Also scheduled to launch in October (from Spaceflight Now):
- China will launch three astronauts to the Chinese space station on the Shenzhou 13 mission, which will launch on a Long March 2F rocket from the Jiuquan Satellite Launch Center in the Gobi Desert.
- A SpaceX Falcon Heavy rocket will launch the USSF 44 mission for the U.S. Air Force. The mission will lift off from NASA's Kennedy Space Center in Florida and is expected to deploy two undisclosed payloads into geosynchronous orbit.
- A SpaceX Falcon 9 rocket will launch 51 satellites for the company's Starlink broadband internet constellation. It will lift off from Space Launch Complex 4 at Vandenberg Space Force Station in California.
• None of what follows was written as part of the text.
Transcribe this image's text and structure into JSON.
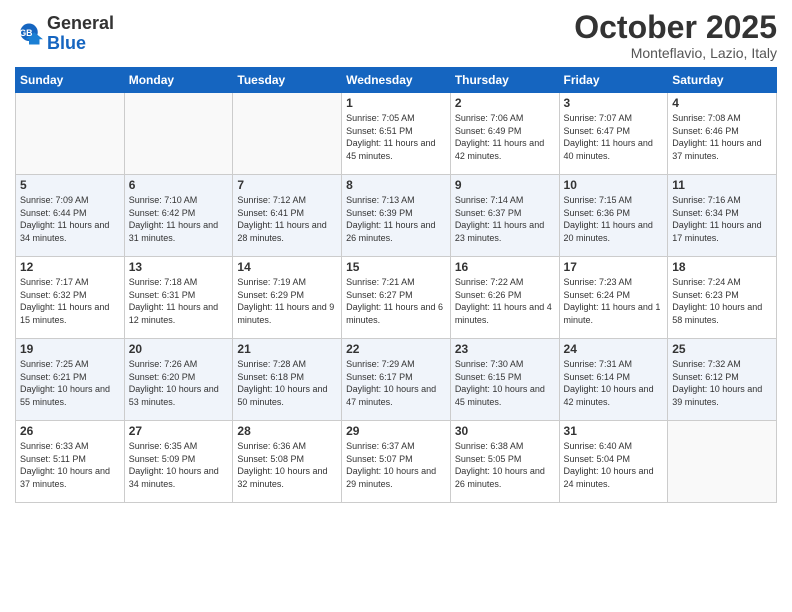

- Rocket Lab will use an Electron rocket to launch two Earth observation satellites for the Seattle-based company BlackSky Global's planned constellation. The mission, nicknamed "Love At First Insight," will lift off from the Mahia Peninsula in New Zealand. This will be the first in a rapid succession of three BlackSky launches by Rocket Lab scheduled to launch no earlier than October.